> DATASET CONTENT
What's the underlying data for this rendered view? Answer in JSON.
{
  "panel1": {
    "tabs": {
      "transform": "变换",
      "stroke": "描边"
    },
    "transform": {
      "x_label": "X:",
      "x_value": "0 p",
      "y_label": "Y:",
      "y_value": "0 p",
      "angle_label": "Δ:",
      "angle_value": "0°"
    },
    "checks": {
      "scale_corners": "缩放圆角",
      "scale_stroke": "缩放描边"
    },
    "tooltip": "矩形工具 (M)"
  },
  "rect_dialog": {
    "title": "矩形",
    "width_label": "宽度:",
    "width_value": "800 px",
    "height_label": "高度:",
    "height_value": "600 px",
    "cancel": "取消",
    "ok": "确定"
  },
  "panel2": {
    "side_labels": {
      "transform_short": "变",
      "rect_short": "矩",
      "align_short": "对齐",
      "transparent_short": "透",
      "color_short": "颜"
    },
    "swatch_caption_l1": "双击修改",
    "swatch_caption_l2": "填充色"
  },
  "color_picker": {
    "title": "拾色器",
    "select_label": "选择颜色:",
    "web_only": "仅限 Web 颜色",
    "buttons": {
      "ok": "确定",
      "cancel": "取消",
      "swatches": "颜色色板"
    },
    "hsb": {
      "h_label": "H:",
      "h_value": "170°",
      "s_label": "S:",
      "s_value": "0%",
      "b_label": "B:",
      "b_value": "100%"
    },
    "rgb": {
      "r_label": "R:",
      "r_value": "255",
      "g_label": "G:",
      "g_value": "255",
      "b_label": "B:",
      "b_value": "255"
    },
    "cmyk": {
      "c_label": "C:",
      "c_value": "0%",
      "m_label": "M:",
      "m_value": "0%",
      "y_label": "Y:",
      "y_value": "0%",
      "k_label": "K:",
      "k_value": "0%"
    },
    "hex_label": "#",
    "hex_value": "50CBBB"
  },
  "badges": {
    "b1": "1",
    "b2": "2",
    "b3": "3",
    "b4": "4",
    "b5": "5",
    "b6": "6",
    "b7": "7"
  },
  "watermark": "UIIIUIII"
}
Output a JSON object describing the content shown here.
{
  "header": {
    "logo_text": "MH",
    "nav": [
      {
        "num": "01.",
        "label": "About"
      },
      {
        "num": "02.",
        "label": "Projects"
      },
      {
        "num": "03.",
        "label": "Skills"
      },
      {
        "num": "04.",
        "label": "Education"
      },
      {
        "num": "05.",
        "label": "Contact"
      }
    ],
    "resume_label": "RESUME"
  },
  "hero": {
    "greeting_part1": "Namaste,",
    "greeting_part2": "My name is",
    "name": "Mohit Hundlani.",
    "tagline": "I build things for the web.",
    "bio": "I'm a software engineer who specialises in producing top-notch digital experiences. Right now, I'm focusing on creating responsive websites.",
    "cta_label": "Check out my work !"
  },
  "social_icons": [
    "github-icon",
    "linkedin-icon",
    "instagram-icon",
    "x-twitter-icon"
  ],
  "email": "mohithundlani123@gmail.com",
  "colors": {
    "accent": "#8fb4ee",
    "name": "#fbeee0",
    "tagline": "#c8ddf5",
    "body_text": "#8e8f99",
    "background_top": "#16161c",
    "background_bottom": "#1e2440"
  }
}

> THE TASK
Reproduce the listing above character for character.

> RESULT OF THIS TASK
What's the underlying data for this rendered view? Answer in JSON.
{
  "panel1": {
    "tabs": {
      "transform": "变换",
      "stroke": "描边"
    },
    "transform": {
      "x_label": "X:",
      "x_value": "0 p",
      "y_label": "Y:",
      "y_value": "0 p",
      "angle_label": "Δ:",
      "angle_value": "0°"
    },
    "checks": {
      "scale_corners": "缩放圆角",
      "scale_stroke": "缩放描边"
    },
    "tooltip": "矩形工具 (M)"
  },
  "rect_dialog": {
    "title": "矩形",
    "width_label": "宽度:",
    "width_value": "800 px",
    "height_label": "高度:",
    "height_value": "600 px",
    "cancel": "取消",
    "ok": "确定"
  },
  "panel2": {
    "side_labels": {
      "transform_short": "变",
      "rect_short": "矩",
      "align_short": "对齐",
      "transparent_short": "透",
      "color_short": "颜"
    },
    "swatch_caption_l1": "双击修改",
    "swatch_caption_l2": "填充色"
  },
  "color_picker": {
    "title": "拾色器",
    "select_label": "选择颜色:",
    "web_only": "仅限 Web 颜色",
    "buttons": {
      "ok": "确定",
      "cancel": "取消",
      "swatches": "颜色色板"
    },
    "hsb": {
      "h_label": "H:",
      "h_value": "170°",
      "s_label": "S:",
      "s_value": "0%",
      "b_label": "B:",
      "b_value": "100%"
    },
    "rgb": {
      "r_label": "R:",
      "r_value": "255",
      "g_label": "G:",
      "g_value": "255",
      "b_label": "B:",
      "b_value": "255"
    },
    "cmyk": {
      "c_label": "C:",
      "c_value": "0%",
      "m_label": "M:",
      "m_value": "0%",
      "y_label": "Y:",
      "y_value": "0%",
      "k_label": "K:",
      "k_value": "0%"
    },
    "hex_label": "#",
    "hex_value": "50CBBB"
  },
  "badges": {
    "b1": "1",
    "b2": "2",
    "b3": "3",
    "b4": "4",
    "b5": "5",
    "b6": "6",
    "b7": "7"
  },
  "watermark": "UIIIUIII"
}
Output a JSON object describing the content shown here.
{
  "header": {
    "logo_text": "MH",
    "nav": [
      {
        "num": "01.",
        "label": "About"
      },
      {
        "num": "02.",
        "label": "Projects"
      },
      {
        "num": "03.",
        "label": "Skills"
      },
      {
        "num": "04.",
        "label": "Education"
      },
      {
        "num": "05.",
        "label": "Contact"
      }
    ],
    "resume_label": "RESUME"
  },
  "hero": {
    "greeting_part1": "Namaste,",
    "greeting_part2": "My name is",
    "name": "Mohit Hundlani.",
    "tagline": "I build things for the web.",
    "bio": "I'm a software engineer who specialises in producing top-notch digital experiences. Right now, I'm focusing on creating responsive websites.",
    "cta_label": "Check out my work !"
  },
  "social_icons": [
    "github-icon",
    "linkedin-icon",
    "instagram-icon",
    "x-twitter-icon"
  ],
  "email": "mohithundlani123@gmail.com",
  "colors": {
    "accent": "#8fb4ee",
    "name": "#fbeee0",
    "tagline": "#c8ddf5",
    "body_text": "#8e8f99",
    "background_top": "#16161c",
    "background_bottom": "#1e2440"
  }
}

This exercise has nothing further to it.